Stored dataset items:

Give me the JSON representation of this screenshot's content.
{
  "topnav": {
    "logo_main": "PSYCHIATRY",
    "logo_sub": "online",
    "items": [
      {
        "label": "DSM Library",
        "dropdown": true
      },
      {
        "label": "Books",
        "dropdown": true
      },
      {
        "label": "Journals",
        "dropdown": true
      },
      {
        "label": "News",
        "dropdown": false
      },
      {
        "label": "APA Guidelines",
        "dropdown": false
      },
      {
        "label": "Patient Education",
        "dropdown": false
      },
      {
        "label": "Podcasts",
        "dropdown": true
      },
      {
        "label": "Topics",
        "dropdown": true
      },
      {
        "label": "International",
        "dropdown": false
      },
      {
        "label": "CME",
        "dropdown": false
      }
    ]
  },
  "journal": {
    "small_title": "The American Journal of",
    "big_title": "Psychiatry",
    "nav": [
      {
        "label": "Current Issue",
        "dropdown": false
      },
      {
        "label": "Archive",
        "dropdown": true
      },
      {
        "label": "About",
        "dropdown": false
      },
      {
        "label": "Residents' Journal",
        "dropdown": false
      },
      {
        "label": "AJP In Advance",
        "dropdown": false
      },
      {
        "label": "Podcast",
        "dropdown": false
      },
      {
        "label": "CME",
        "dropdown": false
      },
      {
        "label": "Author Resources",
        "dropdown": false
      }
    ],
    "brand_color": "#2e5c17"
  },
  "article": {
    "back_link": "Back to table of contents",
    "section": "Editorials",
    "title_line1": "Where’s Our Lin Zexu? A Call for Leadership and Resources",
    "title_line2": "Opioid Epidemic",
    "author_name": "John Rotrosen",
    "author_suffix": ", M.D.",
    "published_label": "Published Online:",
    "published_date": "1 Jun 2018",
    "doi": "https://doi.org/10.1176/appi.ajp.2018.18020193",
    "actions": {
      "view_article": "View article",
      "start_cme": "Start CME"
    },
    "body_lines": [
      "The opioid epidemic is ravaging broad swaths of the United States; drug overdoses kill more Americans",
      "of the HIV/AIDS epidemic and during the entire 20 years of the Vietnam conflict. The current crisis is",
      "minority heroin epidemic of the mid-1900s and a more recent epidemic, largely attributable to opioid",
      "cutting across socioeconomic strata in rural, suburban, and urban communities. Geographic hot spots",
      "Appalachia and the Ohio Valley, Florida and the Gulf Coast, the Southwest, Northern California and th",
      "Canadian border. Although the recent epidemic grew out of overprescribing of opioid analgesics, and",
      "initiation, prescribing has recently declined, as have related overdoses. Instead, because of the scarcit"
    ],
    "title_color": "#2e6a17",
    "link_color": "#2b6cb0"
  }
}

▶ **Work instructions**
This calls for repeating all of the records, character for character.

▶ **Solution for this task**
Give me the JSON representation of this screenshot's content.
{
  "topnav": {
    "logo_main": "PSYCHIATRY",
    "logo_sub": "online",
    "items": [
      {
        "label": "DSM Library",
        "dropdown": true
      },
      {
        "label": "Books",
        "dropdown": true
      },
      {
        "label": "Journals",
        "dropdown": true
      },
      {
        "label": "News",
        "dropdown": false
      },
      {
        "label": "APA Guidelines",
        "dropdown": false
      },
      {
        "label": "Patient Education",
        "dropdown": false
      },
      {
        "label": "Podcasts",
        "dropdown": true
      },
      {
        "label": "Topics",
        "dropdown": true
      },
      {
        "label": "International",
        "dropdown": false
      },
      {
        "label": "CME",
        "dropdown": false
      }
    ]
  },
  "journal": {
    "small_title": "The American Journal of",
    "big_title": "Psychiatry",
    "nav": [
      {
        "label": "Current Issue",
        "dropdown": false
      },
      {
        "label": "Archive",
        "dropdown": true
      },
      {
        "label": "About",
        "dropdown": false
      },
      {
        "label": "Residents' Journal",
        "dropdown": false
      },
      {
        "label": "AJP In Advance",
        "dropdown": false
      },
      {
        "label": "Podcast",
        "dropdown": false
      },
      {
        "label": "CME",
        "dropdown": false
      },
      {
        "label": "Author Resources",
        "dropdown": false
      }
    ],
    "brand_color": "#2e5c17"
  },
  "article": {
    "back_link": "Back to table of contents",
    "section": "Editorials",
    "title_line1": "Where’s Our Lin Zexu? A Call for Leadership and Resources",
    "title_line2": "Opioid Epidemic",
    "author_name": "John Rotrosen",
    "author_suffix": ", M.D.",
    "published_label": "Published Online:",
    "published_date": "1 Jun 2018",
    "doi": "https://doi.org/10.1176/appi.ajp.2018.18020193",
    "actions": {
      "view_article": "View article",
      "start_cme": "Start CME"
    },
    "body_lines": [
      "The opioid epidemic is ravaging broad swaths of the United States; drug overdoses kill more Americans",
      "of the HIV/AIDS epidemic and during the entire 20 years of the Vietnam conflict. The current crisis is",
      "minority heroin epidemic of the mid-1900s and a more recent epidemic, largely attributable to opioid",
      "cutting across socioeconomic strata in rural, suburban, and urban communities. Geographic hot spots",
      "Appalachia and the Ohio Valley, Florida and the Gulf Coast, the Southwest, Northern California and th",
      "Canadian border. Although the recent epidemic grew out of overprescribing of opioid analgesics, and",
      "initiation, prescribing has recently declined, as have related overdoses. Instead, because of the scarcit"
    ],
    "title_color": "#2e6a17",
    "link_color": "#2b6cb0"
  }
}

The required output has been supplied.